- Work request:
Take the line containing "Give me the" and every line after it to the end of the records, and copy them exactly, leaving out pictures.
┌─ Exercise materials
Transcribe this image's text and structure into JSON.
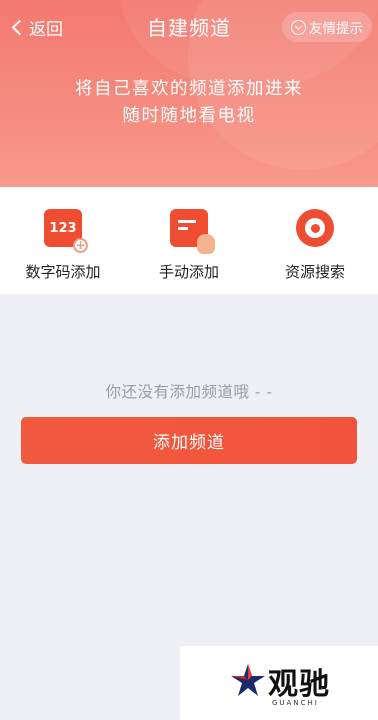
{
  "header": {
    "back_label": "返回",
    "title": "自建频道",
    "tip_label": "友情提示",
    "slogan_line1": "将自己喜欢的频道添加进来",
    "slogan_line2": "随时随地看电视"
  },
  "options": [
    {
      "label": "数字码添加",
      "icon": "digit-code-icon",
      "icon_text": "123"
    },
    {
      "label": "手动添加",
      "icon": "manual-add-icon"
    },
    {
      "label": "资源搜索",
      "icon": "resource-search-icon"
    }
  ],
  "empty_text": "你还没有添加频道哦 - -",
  "add_button_label": "添加频道",
  "watermark": {
    "brand": "观驰",
    "sub": "GUANCHI"
  },
  "colors": {
    "accent": "#ef4d32",
    "header": "#f47a70",
    "background": "#eef0f5"
  }
}
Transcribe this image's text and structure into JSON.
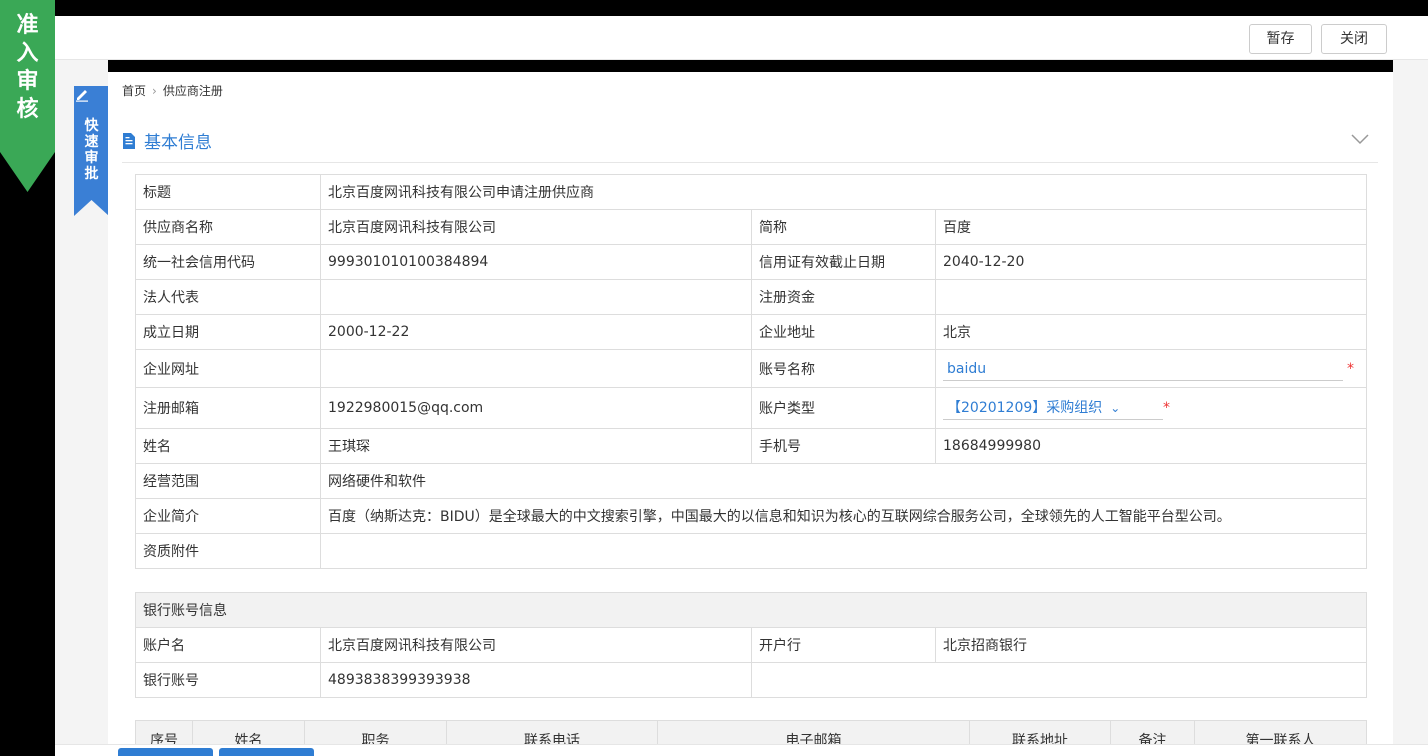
{
  "ribbon": {
    "chars": [
      "准",
      "入",
      "审",
      "核"
    ],
    "color": "#3aa856"
  },
  "toolbar": {
    "save_label": "暂存",
    "close_label": "关闭"
  },
  "quick_approve": {
    "chars": [
      "快",
      "速",
      "审",
      "批"
    ],
    "color": "#3a7fd5"
  },
  "breadcrumb": {
    "home": "首页",
    "current": "供应商注册"
  },
  "section": {
    "title": "基本信息"
  },
  "basic": {
    "title_label": "标题",
    "title_value": "北京百度网讯科技有限公司申请注册供应商",
    "supplier_name_label": "供应商名称",
    "supplier_name_value": "北京百度网讯科技有限公司",
    "short_name_label": "简称",
    "short_name_value": "百度",
    "credit_code_label": "统一社会信用代码",
    "credit_code_value": "999301010100384894",
    "credit_expiry_label": "信用证有效截止日期",
    "credit_expiry_value": "2040-12-20",
    "legal_rep_label": "法人代表",
    "legal_rep_value": "",
    "reg_capital_label": "注册资金",
    "reg_capital_value": "",
    "founded_label": "成立日期",
    "founded_value": "2000-12-22",
    "address_label": "企业地址",
    "address_value": "北京",
    "website_label": "企业网址",
    "website_value": "",
    "account_name_label": "账号名称",
    "account_name_value": "baidu",
    "email_label": "注册邮箱",
    "email_value": "1922980015@qq.com",
    "account_type_label": "账户类型",
    "account_type_value": "【20201209】采购组织",
    "person_label": "姓名",
    "person_value": "王琪琛",
    "phone_label": "手机号",
    "phone_value": "18684999980",
    "scope_label": "经营范围",
    "scope_value": "网络硬件和软件",
    "intro_label": "企业简介",
    "intro_value": "百度（纳斯达克：BIDU）是全球最大的中文搜索引擎，中国最大的以信息和知识为核心的互联网综合服务公司，全球领先的人工智能平台型公司。",
    "attachments_label": "资质附件",
    "attachments_value": ""
  },
  "bank": {
    "header": "银行账号信息",
    "account_holder_label": "账户名",
    "account_holder_value": "北京百度网讯科技有限公司",
    "bank_label": "开户行",
    "bank_value": "北京招商银行",
    "account_no_label": "银行账号",
    "account_no_value": "4893838399393938"
  },
  "contacts": {
    "headers": [
      "序号",
      "姓名",
      "职务",
      "联系电话",
      "电子邮箱",
      "联系地址",
      "备注",
      "第一联系人"
    ]
  }
}
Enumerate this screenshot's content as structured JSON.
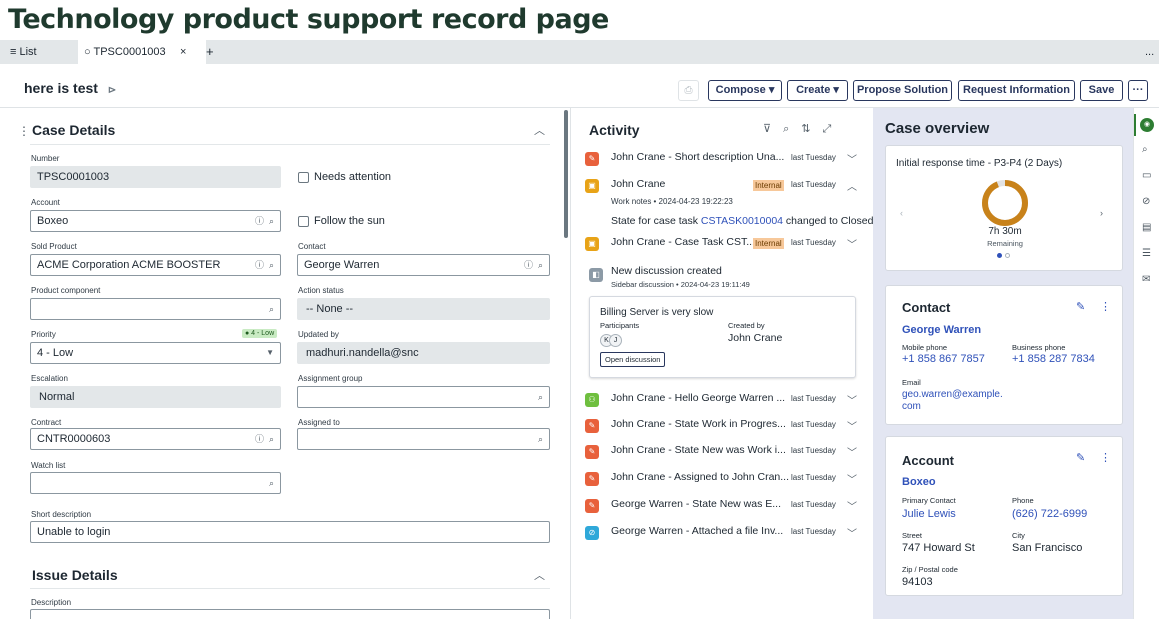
{
  "page_title": "Technology product support record page",
  "tabs": {
    "list_label": "≡ List",
    "record_tab": "○ TPSC0001003",
    "close": "×",
    "add": "+",
    "more": "..."
  },
  "header": {
    "record_title": "here is test",
    "compose": "Compose ▾",
    "create": "Create ▾",
    "propose": "Propose Solution",
    "request": "Request Information",
    "save": "Save",
    "more": "···"
  },
  "case_details": {
    "title": "Case Details",
    "number_label": "Number",
    "number": "TPSC0001003",
    "needs_attention": "Needs attention",
    "account_label": "Account",
    "account": "Boxeo",
    "follow_sun": "Follow the sun",
    "sold_product_label": "Sold Product",
    "sold_product": "ACME Corporation ACME BOOSTER",
    "contact_label": "Contact",
    "contact": "George Warren",
    "product_component_label": "Product component",
    "action_status_label": "Action status",
    "action_status": "-- None --",
    "priority_label": "Priority",
    "priority_badge": "● 4 - Low",
    "priority": "4 - Low",
    "updated_by_label": "Updated by",
    "updated_by": "madhuri.nandella@snc",
    "escalation_label": "Escalation",
    "escalation": "Normal",
    "assignment_group_label": "Assignment group",
    "contract_label": "Contract",
    "contract": "CNTR0000603",
    "assigned_to_label": "Assigned to",
    "watch_list_label": "Watch list",
    "short_desc_label": "Short description",
    "short_desc": "Unable to login"
  },
  "issue_details": {
    "title": "Issue Details",
    "description_label": "Description"
  },
  "activity": {
    "title": "Activity",
    "items": [
      {
        "text": "John Crane - Short description Una...",
        "date": "last Tuesday",
        "color": "#e8613c",
        "icon": "✎"
      },
      {
        "text": "John Crane - Case Task CST...",
        "date": "last Tuesday",
        "color": "#e8a317",
        "icon": "🔒"
      },
      {
        "text": "John Crane - Hello George Warren ...",
        "date": "last Tuesday",
        "color": "#6fbf3f",
        "icon": "👥"
      },
      {
        "text": "John Crane - State Work in Progres...",
        "date": "last Tuesday",
        "color": "#e8613c",
        "icon": "✎"
      },
      {
        "text": "John Crane - State New was Work i...",
        "date": "last Tuesday",
        "color": "#e8613c",
        "icon": "✎"
      },
      {
        "text": "John Crane - Assigned to John Cran...",
        "date": "last Tuesday",
        "color": "#e8613c",
        "icon": "✎"
      },
      {
        "text": "George Warren - State New was E...",
        "date": "last Tuesday",
        "color": "#e8613c",
        "icon": "✎"
      },
      {
        "text": "George Warren - Attached a file Inv...",
        "date": "last Tuesday",
        "color": "#2fa8d9",
        "icon": "🔗"
      }
    ],
    "expanded": {
      "author": "John Crane",
      "internal": "Internal",
      "date": "last Tuesday",
      "worknotes": "Work notes • 2024-04-23 19:22:23",
      "state_text": "State for case task",
      "task_link": "CSTASK0010004",
      "changed": "changed to Closed"
    },
    "internal2": "Internal",
    "discussion": {
      "title": "New discussion created",
      "sub": "Sidebar discussion • 2024-04-23 19:11:49",
      "card_title": "Billing Server is very slow",
      "participants_label": "Participants",
      "created_by_label": "Created by",
      "created_by": "John Crane",
      "p1": "K",
      "p2": "J",
      "open": "Open discussion"
    }
  },
  "overview": {
    "title": "Case overview",
    "response_title": "Initial response time - P3-P4 (2 Days)",
    "time": "7h 30m",
    "remaining": "Remaining",
    "donut_fraction": 0.94
  },
  "contact_card": {
    "title": "Contact",
    "name": "George Warren",
    "mobile_label": "Mobile phone",
    "mobile": "+1 858 867 7857",
    "business_label": "Business phone",
    "business": "+1 858 287 7834",
    "email_label": "Email",
    "email1": "geo.warren@example.",
    "email2": "com"
  },
  "account_card": {
    "title": "Account",
    "name": "Boxeo",
    "primary_label": "Primary Contact",
    "primary": "Julie Lewis",
    "phone_label": "Phone",
    "phone": "(626) 722-6999",
    "street_label": "Street",
    "street": "747 Howard St",
    "city_label": "City",
    "city": "San Francisco",
    "zip_label": "Zip / Postal code",
    "zip": "94103"
  }
}
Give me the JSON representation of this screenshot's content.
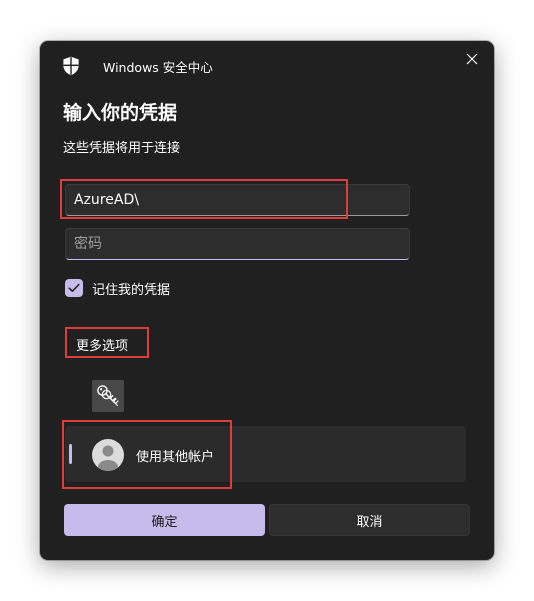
{
  "window": {
    "app_title": "Windows 安全中心",
    "heading": "输入你的凭据",
    "subheading": "这些凭据将用于连接"
  },
  "username_field": {
    "value": "AzureAD\\"
  },
  "password_field": {
    "placeholder": "密码",
    "value": ""
  },
  "remember": {
    "label": "记住我的凭据",
    "checked": true
  },
  "more_options": {
    "label": "更多选项"
  },
  "other_account": {
    "label": "使用其他帐户"
  },
  "actions": {
    "ok_label": "确定",
    "cancel_label": "取消"
  },
  "icons": {
    "app": "shield-icon",
    "close": "close-icon",
    "check": "checkmark-icon",
    "key": "key-icon",
    "avatar": "person-avatar-icon"
  },
  "colors": {
    "dialog_bg": "#202020",
    "accent": "#c5bcec",
    "input_bg": "#2d2d2d",
    "card_bg": "#2b2b2b",
    "annotation_red": "#e03c3c"
  }
}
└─
- Output for this exercise:
Give me the JSON representation of this screenshot's content.
{
  "window": {
    "app_title": "Windows 安全中心",
    "heading": "输入你的凭据",
    "subheading": "这些凭据将用于连接"
  },
  "username_field": {
    "value": "AzureAD\\"
  },
  "password_field": {
    "placeholder": "密码",
    "value": ""
  },
  "remember": {
    "label": "记住我的凭据",
    "checked": true
  },
  "more_options": {
    "label": "更多选项"
  },
  "other_account": {
    "label": "使用其他帐户"
  },
  "actions": {
    "ok_label": "确定",
    "cancel_label": "取消"
  },
  "icons": {
    "app": "shield-icon",
    "close": "close-icon",
    "check": "checkmark-icon",
    "key": "key-icon",
    "avatar": "person-avatar-icon"
  },
  "colors": {
    "dialog_bg": "#202020",
    "accent": "#c5bcec",
    "input_bg": "#2d2d2d",
    "card_bg": "#2b2b2b",
    "annotation_red": "#e03c3c"
  }
}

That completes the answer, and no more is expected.